DATASET CONTENT —
════════

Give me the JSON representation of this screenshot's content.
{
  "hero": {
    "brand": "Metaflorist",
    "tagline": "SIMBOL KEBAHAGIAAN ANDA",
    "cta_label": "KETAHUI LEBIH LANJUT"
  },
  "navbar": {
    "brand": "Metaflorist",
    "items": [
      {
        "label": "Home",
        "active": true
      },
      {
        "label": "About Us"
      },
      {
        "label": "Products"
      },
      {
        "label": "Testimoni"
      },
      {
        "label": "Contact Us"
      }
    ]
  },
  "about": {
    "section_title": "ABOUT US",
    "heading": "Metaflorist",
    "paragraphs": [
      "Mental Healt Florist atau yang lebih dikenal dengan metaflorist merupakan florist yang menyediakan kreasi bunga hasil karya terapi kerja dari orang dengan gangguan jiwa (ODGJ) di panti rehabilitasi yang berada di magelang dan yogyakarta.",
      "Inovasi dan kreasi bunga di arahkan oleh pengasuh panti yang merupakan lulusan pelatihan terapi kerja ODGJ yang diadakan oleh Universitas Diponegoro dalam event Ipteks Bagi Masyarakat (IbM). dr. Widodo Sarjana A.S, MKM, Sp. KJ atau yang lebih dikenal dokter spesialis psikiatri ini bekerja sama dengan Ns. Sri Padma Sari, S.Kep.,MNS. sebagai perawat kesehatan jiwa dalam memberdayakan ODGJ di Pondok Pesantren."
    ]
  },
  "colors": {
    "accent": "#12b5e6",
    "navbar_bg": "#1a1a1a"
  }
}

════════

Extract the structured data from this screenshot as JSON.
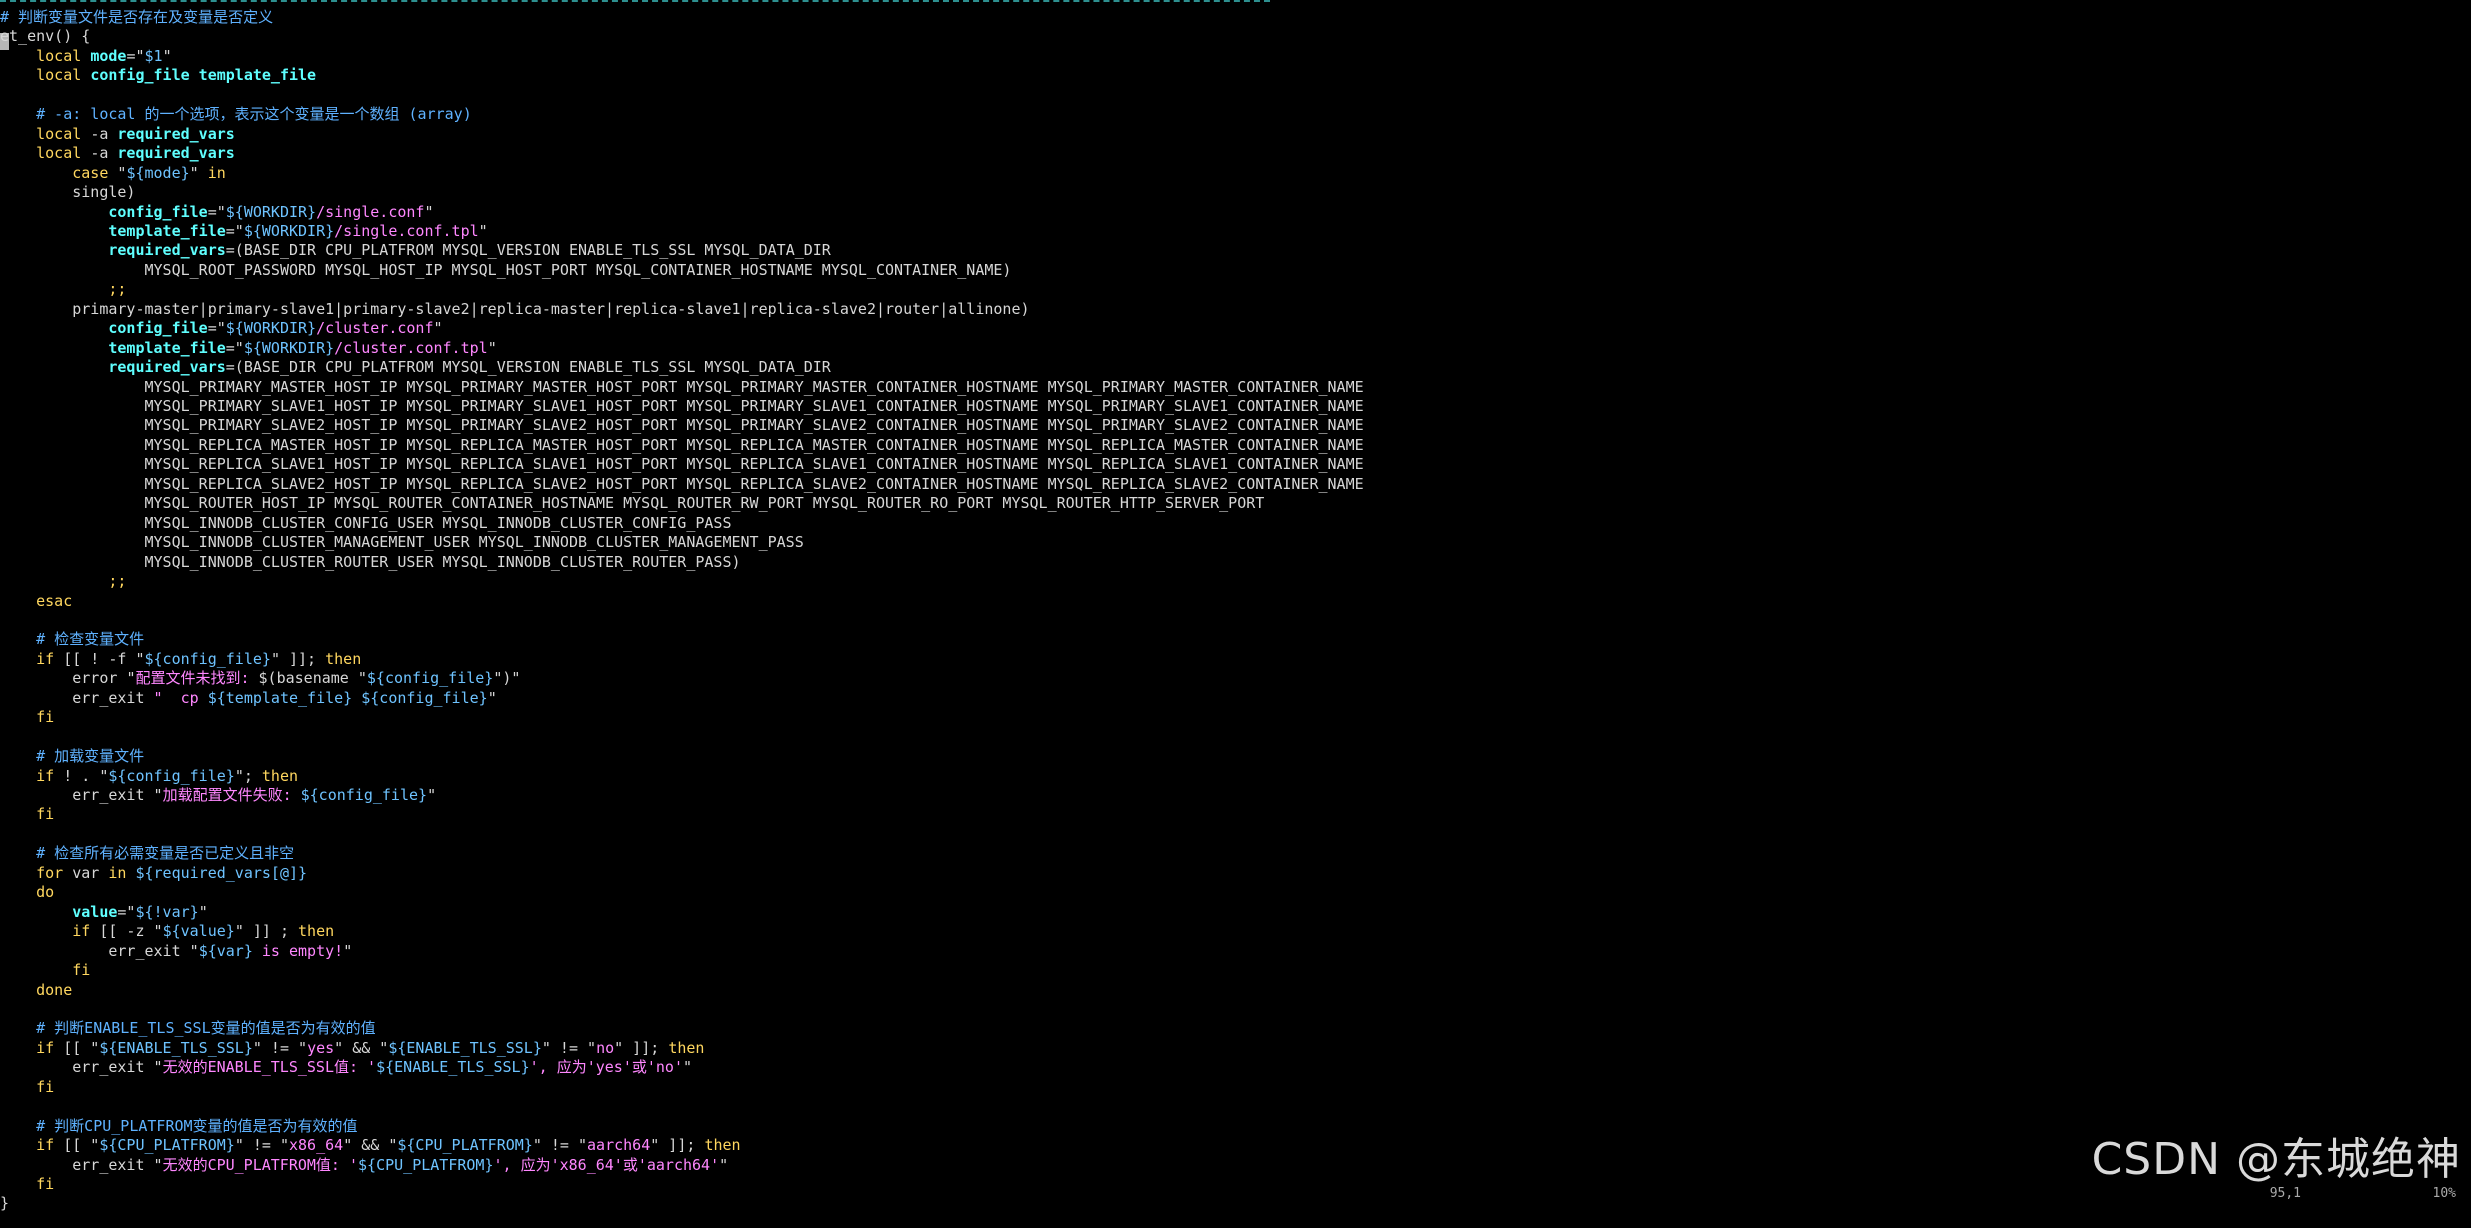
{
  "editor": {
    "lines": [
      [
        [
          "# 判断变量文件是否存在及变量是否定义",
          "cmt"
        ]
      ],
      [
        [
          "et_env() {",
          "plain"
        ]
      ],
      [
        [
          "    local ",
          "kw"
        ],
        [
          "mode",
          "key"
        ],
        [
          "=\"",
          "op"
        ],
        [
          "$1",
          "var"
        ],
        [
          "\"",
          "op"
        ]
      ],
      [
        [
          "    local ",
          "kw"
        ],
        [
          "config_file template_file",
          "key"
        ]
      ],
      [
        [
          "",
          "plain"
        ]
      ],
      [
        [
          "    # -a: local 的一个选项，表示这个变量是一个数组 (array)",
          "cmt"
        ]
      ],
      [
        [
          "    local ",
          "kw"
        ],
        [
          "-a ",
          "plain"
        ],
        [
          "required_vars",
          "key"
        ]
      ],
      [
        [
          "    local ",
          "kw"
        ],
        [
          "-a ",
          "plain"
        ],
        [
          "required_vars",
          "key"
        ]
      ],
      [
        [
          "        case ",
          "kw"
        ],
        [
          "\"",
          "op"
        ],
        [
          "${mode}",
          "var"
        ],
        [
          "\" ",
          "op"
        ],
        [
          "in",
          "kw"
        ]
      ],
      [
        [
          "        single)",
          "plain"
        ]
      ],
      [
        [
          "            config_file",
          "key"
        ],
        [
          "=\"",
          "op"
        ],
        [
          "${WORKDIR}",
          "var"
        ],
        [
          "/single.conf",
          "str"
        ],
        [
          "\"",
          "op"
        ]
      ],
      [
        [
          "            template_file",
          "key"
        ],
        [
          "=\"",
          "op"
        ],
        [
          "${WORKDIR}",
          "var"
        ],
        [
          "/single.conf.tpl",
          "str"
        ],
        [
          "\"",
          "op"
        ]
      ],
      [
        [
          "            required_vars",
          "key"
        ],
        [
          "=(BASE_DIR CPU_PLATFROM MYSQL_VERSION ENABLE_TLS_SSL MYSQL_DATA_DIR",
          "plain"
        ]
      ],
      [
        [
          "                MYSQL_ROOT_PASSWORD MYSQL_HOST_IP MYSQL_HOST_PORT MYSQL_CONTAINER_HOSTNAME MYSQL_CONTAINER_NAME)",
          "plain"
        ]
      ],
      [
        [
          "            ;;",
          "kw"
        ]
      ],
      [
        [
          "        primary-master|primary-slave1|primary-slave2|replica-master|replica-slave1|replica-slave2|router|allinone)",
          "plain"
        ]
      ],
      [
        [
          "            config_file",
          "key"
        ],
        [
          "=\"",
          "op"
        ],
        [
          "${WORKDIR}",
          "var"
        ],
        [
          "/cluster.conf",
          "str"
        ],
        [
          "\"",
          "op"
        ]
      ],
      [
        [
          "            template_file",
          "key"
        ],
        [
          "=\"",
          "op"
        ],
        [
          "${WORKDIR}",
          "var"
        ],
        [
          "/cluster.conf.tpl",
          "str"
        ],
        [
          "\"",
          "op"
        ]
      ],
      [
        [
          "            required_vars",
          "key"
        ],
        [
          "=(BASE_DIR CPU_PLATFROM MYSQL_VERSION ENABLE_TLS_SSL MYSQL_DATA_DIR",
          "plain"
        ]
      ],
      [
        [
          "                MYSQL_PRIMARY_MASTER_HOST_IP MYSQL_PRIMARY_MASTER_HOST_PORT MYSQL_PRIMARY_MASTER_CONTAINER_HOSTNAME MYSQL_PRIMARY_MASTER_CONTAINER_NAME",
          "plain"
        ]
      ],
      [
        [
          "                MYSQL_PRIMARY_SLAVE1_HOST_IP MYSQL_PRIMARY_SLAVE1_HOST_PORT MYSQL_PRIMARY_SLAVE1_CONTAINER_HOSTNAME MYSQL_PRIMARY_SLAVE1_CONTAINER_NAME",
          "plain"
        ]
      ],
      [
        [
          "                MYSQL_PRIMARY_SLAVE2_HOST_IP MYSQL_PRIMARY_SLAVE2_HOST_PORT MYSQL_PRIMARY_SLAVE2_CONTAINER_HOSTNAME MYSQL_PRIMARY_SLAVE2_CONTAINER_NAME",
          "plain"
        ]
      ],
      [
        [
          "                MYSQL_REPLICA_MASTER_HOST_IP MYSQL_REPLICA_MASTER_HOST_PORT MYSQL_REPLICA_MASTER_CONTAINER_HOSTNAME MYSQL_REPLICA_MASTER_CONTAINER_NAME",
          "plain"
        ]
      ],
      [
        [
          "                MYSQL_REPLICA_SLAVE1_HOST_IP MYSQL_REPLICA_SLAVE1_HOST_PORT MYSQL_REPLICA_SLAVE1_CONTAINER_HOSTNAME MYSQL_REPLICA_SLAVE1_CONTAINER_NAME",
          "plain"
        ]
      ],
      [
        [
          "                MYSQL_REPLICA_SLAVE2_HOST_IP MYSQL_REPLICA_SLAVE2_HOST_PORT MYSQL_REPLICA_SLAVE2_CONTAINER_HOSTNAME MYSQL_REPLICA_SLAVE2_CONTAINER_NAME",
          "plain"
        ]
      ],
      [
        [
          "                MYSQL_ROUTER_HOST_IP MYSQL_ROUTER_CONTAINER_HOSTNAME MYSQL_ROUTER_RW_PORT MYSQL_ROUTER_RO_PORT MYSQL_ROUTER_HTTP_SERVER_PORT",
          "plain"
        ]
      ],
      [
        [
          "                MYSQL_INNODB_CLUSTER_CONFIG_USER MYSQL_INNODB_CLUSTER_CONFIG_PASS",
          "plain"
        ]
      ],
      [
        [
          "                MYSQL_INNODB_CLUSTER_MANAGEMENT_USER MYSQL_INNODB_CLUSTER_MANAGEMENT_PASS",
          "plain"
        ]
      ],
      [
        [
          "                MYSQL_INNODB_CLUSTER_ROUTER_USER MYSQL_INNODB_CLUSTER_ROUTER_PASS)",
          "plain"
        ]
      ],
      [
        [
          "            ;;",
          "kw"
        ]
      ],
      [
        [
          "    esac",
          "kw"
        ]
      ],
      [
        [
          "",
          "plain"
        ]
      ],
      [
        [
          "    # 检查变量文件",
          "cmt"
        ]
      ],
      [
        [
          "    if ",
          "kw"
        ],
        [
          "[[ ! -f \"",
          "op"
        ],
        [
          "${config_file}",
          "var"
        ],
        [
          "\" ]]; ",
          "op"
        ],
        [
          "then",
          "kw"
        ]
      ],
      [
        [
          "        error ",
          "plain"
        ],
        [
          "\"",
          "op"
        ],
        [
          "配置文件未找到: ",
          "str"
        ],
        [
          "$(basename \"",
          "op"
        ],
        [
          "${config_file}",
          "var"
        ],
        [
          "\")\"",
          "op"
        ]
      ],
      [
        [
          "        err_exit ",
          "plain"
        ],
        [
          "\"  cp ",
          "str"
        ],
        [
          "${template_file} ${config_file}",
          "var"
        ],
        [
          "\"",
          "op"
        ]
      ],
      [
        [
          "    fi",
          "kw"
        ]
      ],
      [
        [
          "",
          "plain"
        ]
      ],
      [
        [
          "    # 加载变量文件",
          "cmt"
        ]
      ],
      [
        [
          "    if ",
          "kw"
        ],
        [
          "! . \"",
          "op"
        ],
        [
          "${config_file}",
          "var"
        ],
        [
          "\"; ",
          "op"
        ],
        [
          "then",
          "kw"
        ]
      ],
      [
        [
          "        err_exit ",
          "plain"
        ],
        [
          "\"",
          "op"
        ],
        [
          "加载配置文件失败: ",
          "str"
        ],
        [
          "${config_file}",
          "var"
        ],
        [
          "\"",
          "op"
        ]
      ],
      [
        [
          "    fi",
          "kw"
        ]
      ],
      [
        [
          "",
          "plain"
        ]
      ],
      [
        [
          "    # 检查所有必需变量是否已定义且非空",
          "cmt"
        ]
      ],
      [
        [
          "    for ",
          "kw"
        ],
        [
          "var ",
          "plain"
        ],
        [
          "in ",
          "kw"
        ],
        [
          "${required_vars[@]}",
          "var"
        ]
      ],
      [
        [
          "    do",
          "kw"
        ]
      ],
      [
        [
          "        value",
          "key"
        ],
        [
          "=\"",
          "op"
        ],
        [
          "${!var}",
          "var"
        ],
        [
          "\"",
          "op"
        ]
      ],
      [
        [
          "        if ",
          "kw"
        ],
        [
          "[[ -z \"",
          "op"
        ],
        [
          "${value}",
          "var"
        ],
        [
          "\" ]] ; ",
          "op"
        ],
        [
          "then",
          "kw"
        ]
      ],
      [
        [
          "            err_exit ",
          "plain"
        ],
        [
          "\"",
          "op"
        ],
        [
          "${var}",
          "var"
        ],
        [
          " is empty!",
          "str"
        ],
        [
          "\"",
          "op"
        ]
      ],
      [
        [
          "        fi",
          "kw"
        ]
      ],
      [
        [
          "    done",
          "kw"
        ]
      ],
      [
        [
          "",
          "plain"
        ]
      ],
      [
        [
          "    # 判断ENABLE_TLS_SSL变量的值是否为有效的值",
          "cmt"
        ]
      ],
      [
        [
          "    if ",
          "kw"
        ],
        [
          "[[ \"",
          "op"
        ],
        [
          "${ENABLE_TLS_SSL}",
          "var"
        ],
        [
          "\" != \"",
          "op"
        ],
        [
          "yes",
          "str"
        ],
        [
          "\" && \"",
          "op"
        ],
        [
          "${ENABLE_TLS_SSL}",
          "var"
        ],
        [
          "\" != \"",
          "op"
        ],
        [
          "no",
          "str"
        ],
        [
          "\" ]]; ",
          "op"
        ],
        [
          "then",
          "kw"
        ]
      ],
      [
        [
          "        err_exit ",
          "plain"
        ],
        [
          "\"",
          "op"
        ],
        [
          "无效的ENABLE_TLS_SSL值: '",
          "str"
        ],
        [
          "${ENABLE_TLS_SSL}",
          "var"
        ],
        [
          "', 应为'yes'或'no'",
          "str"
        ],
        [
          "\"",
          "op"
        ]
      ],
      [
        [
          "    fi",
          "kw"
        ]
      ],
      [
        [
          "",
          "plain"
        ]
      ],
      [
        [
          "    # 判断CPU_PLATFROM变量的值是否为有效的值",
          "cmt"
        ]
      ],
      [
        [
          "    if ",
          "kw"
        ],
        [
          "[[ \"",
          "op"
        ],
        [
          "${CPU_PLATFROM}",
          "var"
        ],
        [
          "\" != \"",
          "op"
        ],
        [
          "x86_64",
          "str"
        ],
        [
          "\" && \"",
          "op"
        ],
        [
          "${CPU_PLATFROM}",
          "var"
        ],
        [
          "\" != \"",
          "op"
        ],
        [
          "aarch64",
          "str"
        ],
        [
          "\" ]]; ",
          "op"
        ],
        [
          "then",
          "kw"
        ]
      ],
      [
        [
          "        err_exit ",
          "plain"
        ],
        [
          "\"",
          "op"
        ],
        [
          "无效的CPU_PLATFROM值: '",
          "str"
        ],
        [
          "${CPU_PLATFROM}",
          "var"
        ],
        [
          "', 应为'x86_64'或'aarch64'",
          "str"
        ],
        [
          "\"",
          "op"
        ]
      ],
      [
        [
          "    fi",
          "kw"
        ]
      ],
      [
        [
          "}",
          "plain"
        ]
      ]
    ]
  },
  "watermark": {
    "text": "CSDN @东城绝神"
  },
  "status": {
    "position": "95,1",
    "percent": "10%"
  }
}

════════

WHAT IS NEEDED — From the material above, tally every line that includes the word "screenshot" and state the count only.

WRITTEN SOLUTION — 2